▶ _WORK INSTRUCTION_:
Give back every line of the data exactly. Pictures are not part of the copy.

▶ _SUPPLIED ENTRIES_:
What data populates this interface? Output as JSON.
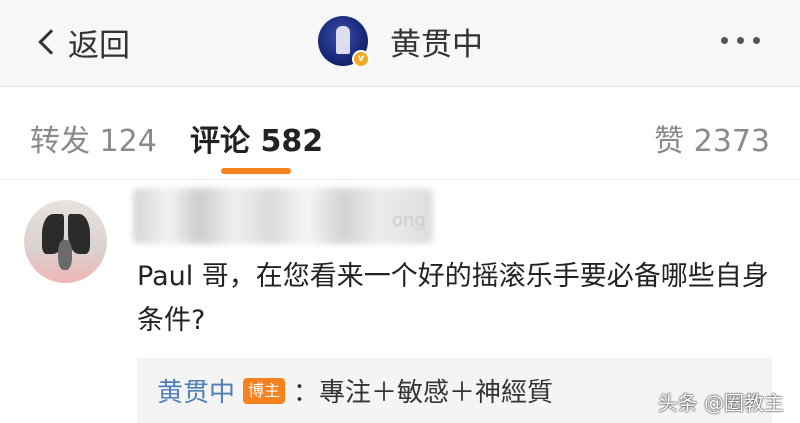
{
  "header": {
    "back_label": "返回",
    "title": "黄贯中",
    "verified_mark": "v"
  },
  "tabs": {
    "repost": "转发 124",
    "comment": "评论 582",
    "like": "赞 2373"
  },
  "comment": {
    "username_fragment": "ong",
    "text": "Paul 哥，在您看来一个好的摇滚乐手要必备哪些自身条件?",
    "reply": {
      "author": "黄贯中",
      "badge": "博主",
      "content": "：專注＋敏感＋神經質"
    }
  },
  "watermark": "头条 @圈教主",
  "colors": {
    "accent": "#f5811f",
    "link": "#4e7fb8"
  }
}
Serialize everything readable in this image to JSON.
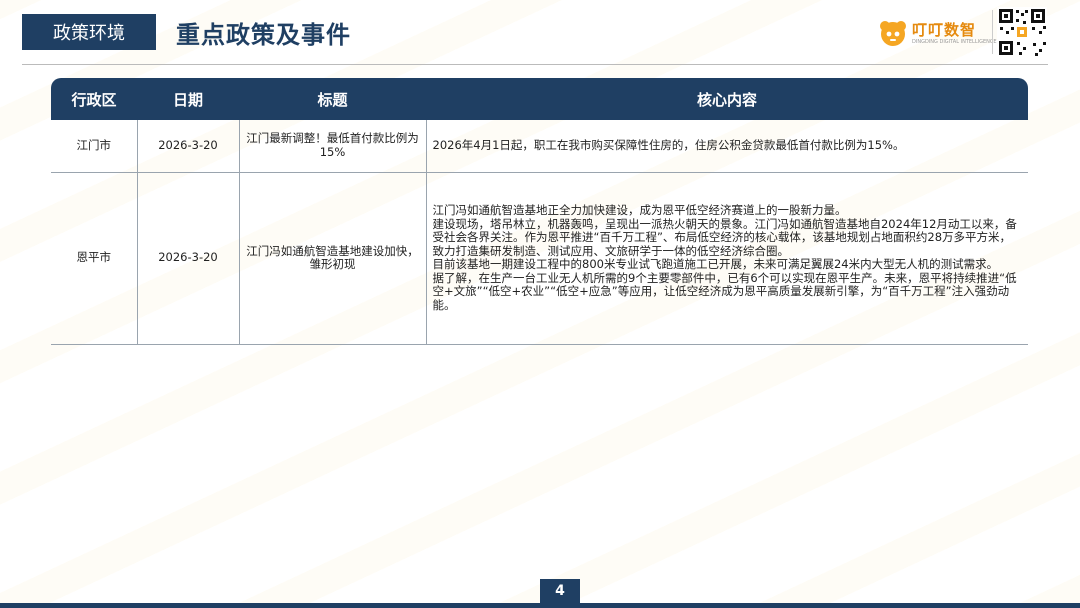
{
  "header": {
    "section_tag": "政策环境",
    "title": "重点政策及事件",
    "logo": {
      "name": "叮叮数智",
      "subtitle": "DINGDING DIGITAL INTELLIGENCE",
      "brand_color": "#e58a0f"
    },
    "qr_code": "qr-code"
  },
  "table": {
    "columns": [
      "行政区",
      "日期",
      "标题",
      "核心内容"
    ],
    "rows": [
      {
        "district": "江门市",
        "date": "2026-3-20",
        "title": "江门最新调整！最低首付款比例为15%",
        "content": [
          "2026年4月1日起，职工在我市购买保障性住房的，住房公积金贷款最低首付款比例为15%。"
        ]
      },
      {
        "district": "恩平市",
        "date": "2026-3-20",
        "title": "江门冯如通航智造基地建设加快，雏形初现",
        "content": [
          "江门冯如通航智造基地正全力加快建设，成为恩平低空经济赛道上的一股新力量。",
          "建设现场，塔吊林立，机器轰鸣，呈现出一派热火朝天的景象。江门冯如通航智造基地自2024年12月动工以来，备受社会各界关注。作为恩平推进“百千万工程”、布局低空经济的核心载体，该基地规划占地面积约28万多平方米，致力打造集研发制造、测试应用、文旅研学于一体的低空经济综合圈。",
          "目前该基地一期建设工程中的800米专业试飞跑道施工已开展，未来可满足翼展24米内大型无人机的测试需求。",
          "据了解，在生产一台工业无人机所需的9个主要零部件中，已有6个可以实现在恩平生产。未来，恩平将持续推进“低空+文旅”“低空+农业”“低空+应急”等应用，让低空经济成为恩平高质量发展新引擎，为“百千万工程”注入强劲动能。"
        ]
      }
    ]
  },
  "footer": {
    "page_number": "4"
  },
  "colors": {
    "primary": "#1f3f63",
    "accent": "#e58a0f"
  }
}
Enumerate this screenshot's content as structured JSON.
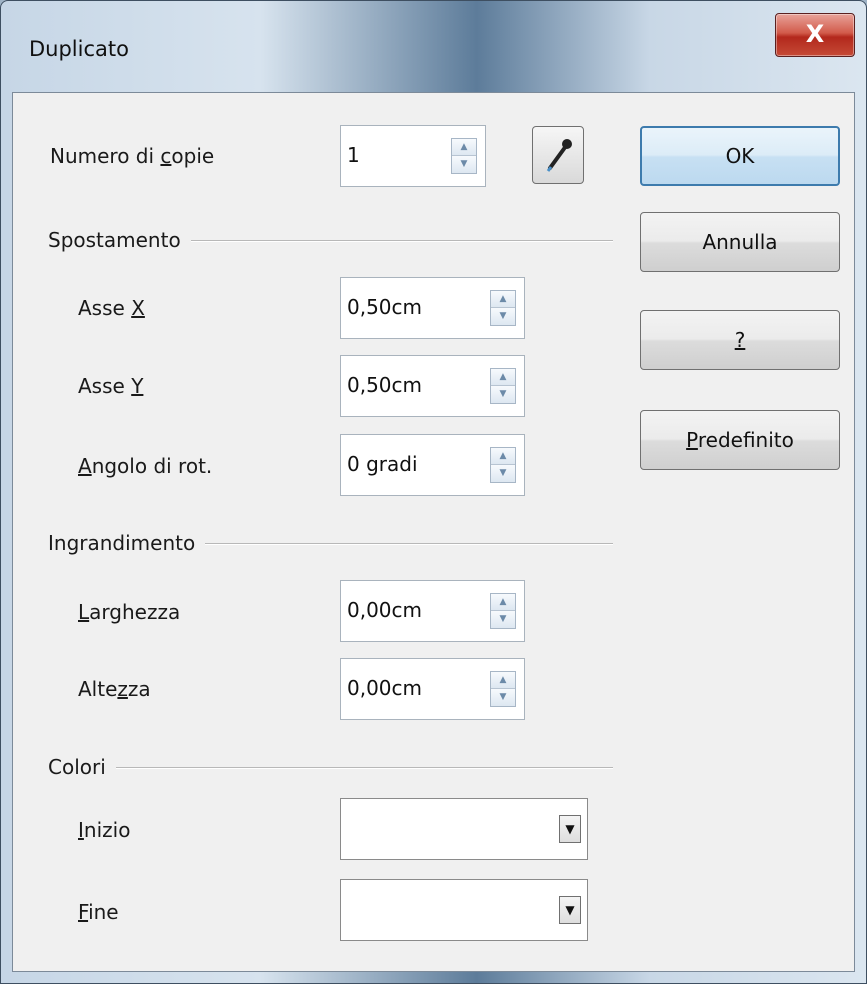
{
  "window": {
    "title": "Duplicato",
    "close_label": "X"
  },
  "copies": {
    "label_pre": "Numero di ",
    "label_u": "c",
    "label_post": "opie",
    "value": "1"
  },
  "sections": {
    "placement": "Spostamento",
    "enlargement": "Ingrandimento",
    "colors": "Colori"
  },
  "placement": {
    "x_axis": {
      "label_pre": "Asse ",
      "label_u": "X",
      "label_post": "",
      "value": "0,50cm"
    },
    "y_axis": {
      "label_pre": "Asse ",
      "label_u": "Y",
      "label_post": "",
      "value": "0,50cm"
    },
    "angle": {
      "label_pre": "",
      "label_u": "A",
      "label_post": "ngolo di rot.",
      "value": "0 gradi"
    }
  },
  "enlargement": {
    "width": {
      "label_pre": "",
      "label_u": "L",
      "label_post": "arghezza",
      "value": "0,00cm"
    },
    "height": {
      "label_pre": "Alte",
      "label_u": "z",
      "label_post": "za",
      "value": "0,00cm"
    }
  },
  "colors": {
    "start": {
      "label_pre": "",
      "label_u": "I",
      "label_post": "nizio",
      "value": ""
    },
    "end": {
      "label_pre": "",
      "label_u": "F",
      "label_post": "ine",
      "value": ""
    }
  },
  "buttons": {
    "ok": "OK",
    "cancel": "Annulla",
    "help": "?",
    "default_u": "P",
    "default_post": "redefinito"
  },
  "icons": {
    "pipette": "eyedropper-icon",
    "spin_up": "▲",
    "spin_down": "▼",
    "combo_arrow": "▼"
  }
}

▶ _ANSWER SECTION_:
What data populates this interface? Output as JSON.
{
  "header": {
    "back_label": "返回",
    "title": "黄贯中",
    "verified_mark": "v"
  },
  "tabs": {
    "repost": "转发 124",
    "comment": "评论 582",
    "like": "赞 2373"
  },
  "comment": {
    "username_fragment": "ong",
    "text": "Paul 哥，在您看来一个好的摇滚乐手要必备哪些自身条件?",
    "reply": {
      "author": "黄贯中",
      "badge": "博主",
      "content": "：專注＋敏感＋神經質"
    }
  },
  "watermark": "头条 @圈教主",
  "colors": {
    "accent": "#f5811f",
    "link": "#4e7fb8"
  }
}
Serialize everything readable in this image to JSON.
{
  "header": {
    "section_tag": "政策环境",
    "title": "重点政策及事件",
    "logo": {
      "name": "叮叮数智",
      "subtitle": "DINGDING DIGITAL INTELLIGENCE",
      "brand_color": "#e58a0f"
    },
    "qr_code": "qr-code"
  },
  "table": {
    "columns": [
      "行政区",
      "日期",
      "标题",
      "核心内容"
    ],
    "rows": [
      {
        "district": "江门市",
        "date": "2026-3-20",
        "title": "江门最新调整！最低首付款比例为15%",
        "content": [
          "2026年4月1日起，职工在我市购买保障性住房的，住房公积金贷款最低首付款比例为15%。"
        ]
      },
      {
        "district": "恩平市",
        "date": "2026-3-20",
        "title": "江门冯如通航智造基地建设加快，雏形初现",
        "content": [
          "江门冯如通航智造基地正全力加快建设，成为恩平低空经济赛道上的一股新力量。",
          "建设现场，塔吊林立，机器轰鸣，呈现出一派热火朝天的景象。江门冯如通航智造基地自2024年12月动工以来，备受社会各界关注。作为恩平推进“百千万工程”、布局低空经济的核心载体，该基地规划占地面积约28万多平方米，致力打造集研发制造、测试应用、文旅研学于一体的低空经济综合圈。",
          "目前该基地一期建设工程中的800米专业试飞跑道施工已开展，未来可满足翼展24米内大型无人机的测试需求。",
          "据了解，在生产一台工业无人机所需的9个主要零部件中，已有6个可以实现在恩平生产。未来，恩平将持续推进“低空+文旅”“低空+农业”“低空+应急”等应用，让低空经济成为恩平高质量发展新引擎，为“百千万工程”注入强劲动能。"
        ]
      }
    ]
  },
  "footer": {
    "page_number": "4"
  },
  "colors": {
    "primary": "#1f3f63",
    "accent": "#e58a0f"
  }
}
Enumerate this screenshot's content as structured JSON.
{
  "window": {
    "title": "Duplicato",
    "close_label": "X"
  },
  "copies": {
    "label_pre": "Numero di ",
    "label_u": "c",
    "label_post": "opie",
    "value": "1"
  },
  "sections": {
    "placement": "Spostamento",
    "enlargement": "Ingrandimento",
    "colors": "Colori"
  },
  "placement": {
    "x_axis": {
      "label_pre": "Asse ",
      "label_u": "X",
      "label_post": "",
      "value": "0,50cm"
    },
    "y_axis": {
      "label_pre": "Asse ",
      "label_u": "Y",
      "label_post": "",
      "value": "0,50cm"
    },
    "angle": {
      "label_pre": "",
      "label_u": "A",
      "label_post": "ngolo di rot.",
      "value": "0 gradi"
    }
  },
  "enlargement": {
    "width": {
      "label_pre": "",
      "label_u": "L",
      "label_post": "arghezza",
      "value": "0,00cm"
    },
    "height": {
      "label_pre": "Alte",
      "label_u": "z",
      "label_post": "za",
      "value": "0,00cm"
    }
  },
  "colors": {
    "start": {
      "label_pre": "",
      "label_u": "I",
      "label_post": "nizio",
      "value": ""
    },
    "end": {
      "label_pre": "",
      "label_u": "F",
      "label_post": "ine",
      "value": ""
    }
  },
  "buttons": {
    "ok": "OK",
    "cancel": "Annulla",
    "help": "?",
    "default_u": "P",
    "default_post": "redefinito"
  },
  "icons": {
    "pipette": "eyedropper-icon",
    "spin_up": "▲",
    "spin_down": "▼",
    "combo_arrow": "▼"
  }
}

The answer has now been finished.